In this tale of passion and power set in 1868-1882 South Africa--during British/Boer conflicts and the diamond rush--Masterton (Rich, Man of Destiny) exploits his considerable strengths: his ability to plunge into the peculiar energy of a period locale while retaining a warm-blooded humanity; his sleek, agile narrative movement; and his laser penetration to the cold heart of greed. The novel's prelude introduces the fateful ""Natalia Star,"" an immense diamond willed to English Peter Ransome after the death of his mother Natalia. And then the story moves back in time to Peter's real father, Barney Blitz, who leaves the Hester Street ghetto after his mad, widowed mother's suicide--following older brother Joel (who deserted them) to South Africa. But Joel's farm is now owned by a drunken Portuguese aristocrat on the run, for whom Barney will operate the farm--after a 700 mile trek via ox cart with Boer guide de Koker; meanwhile Barney becomes savvy to the disadvantages of being Jewish, doffs his yarmulka, Gentiles himself into the drear family of attractive Agnes Knight. Then he discovers Joel at last, near death, sentenced by British justice to being ""pegged out"" on an ant bill. And Barney's virtuoso rescue of Joel establishes the rhythm of a ruinous fraternal relationship--in which Joel, loving yet hating the brother who ""assumes"" he's superior, who clubs him with forgiveness, gambles away their money, cheats, loses their diamond claim . . . and even rapes the woman Barney is about to marry: the lovely half-caste Natalia. Yet again Barney will save Joel's life--and lose Natalia; Natalia will marry an English clergyman who adopts son Peter; Barney goes off to court brittle, upperclass Sara; and Joel now discovers the Diamond (even cutting open his leg to hide it)--which will glitter from hand to hand through a death-trek by Barney, Sara, Joel, and de Koker . . . to a final betrayal.
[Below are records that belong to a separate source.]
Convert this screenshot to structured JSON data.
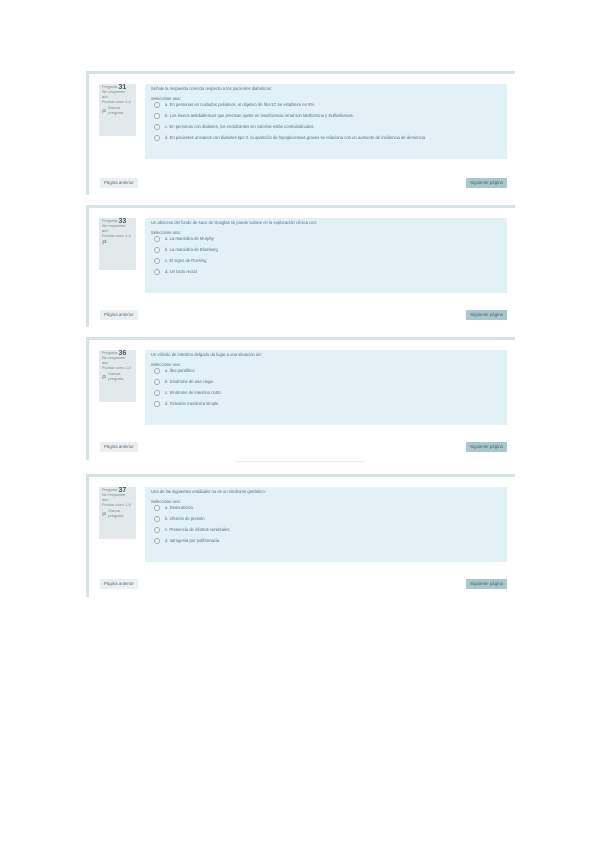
{
  "common": {
    "question_prefix": "Pregunta",
    "unanswered": "Sin responder aún",
    "score": "Puntúa como 1,0",
    "flag_label": "Marcar pregunta",
    "select_one": "Seleccione una:",
    "prev_label": "Página anterior",
    "next_label": "Siguiente página"
  },
  "questions": [
    {
      "number": "31",
      "text": "Señale la respuesta correcta respecto a los pacientes diabéticos:",
      "options": [
        "a. En personas en cuidados paliativos, el objetivo de hbA1C se establece en 8%.",
        "b. Los iseecs antidiabeticos que precisan ajuste en insuficiencia renal son Metformina y Sulfonilureas.",
        "c. En personas con diabetes, los endulzantes sin calorías están contraindicados.",
        "d. En pacientes ancianos con diabetes tipo 2, la aparición de hipoglucemias graves se relaciona con un aumento de incidencia de demencia"
      ]
    },
    {
      "number": "33",
      "text": "Un absceso del fondo de saco de Douglas se puede valorar en la exploración clínica con:",
      "options": [
        "a. La maniobra de Murphy",
        "b. La maniobra de Blumberg",
        "c. El signo de Rovsing",
        "d. Un tacto rectal"
      ]
    },
    {
      "number": "36",
      "text": "Un vólvulo de intestino delgado da lugar a una situación de:",
      "options": [
        "a. Íleo paralítico",
        "b. Síndrome de asa ciega",
        "c. Síndrome de intestino corto",
        "d. Oclusión mecánica simple"
      ]
    },
    {
      "number": "37",
      "text": "Una de las siguientes entidades no es un síndrome geriátrico:",
      "options": [
        "a. Desnutrición",
        "b. Úlceras de presión",
        "c. Presencia de infartos cerebrales",
        "d. Iatrogenia por polifarmacia"
      ]
    }
  ],
  "colors": {
    "content_bg": "#e1f1f6",
    "info_bg": "#e3e8eb",
    "next_button": "#a9c8cc",
    "prev_button": "#eceff1",
    "card_border": "#d6e3e6"
  }
}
The third South Africa-diamond saga this year (all from Morrow)--and perhaps the best, even zestier than Alan Scholefield's The Stone flower: a gleaming adventure, sharply faceted with splendid period background, diamond-mining details, and rapacity that could cut glass.

Pub Date: Dec. 14th, 1982
Publisher: Morrow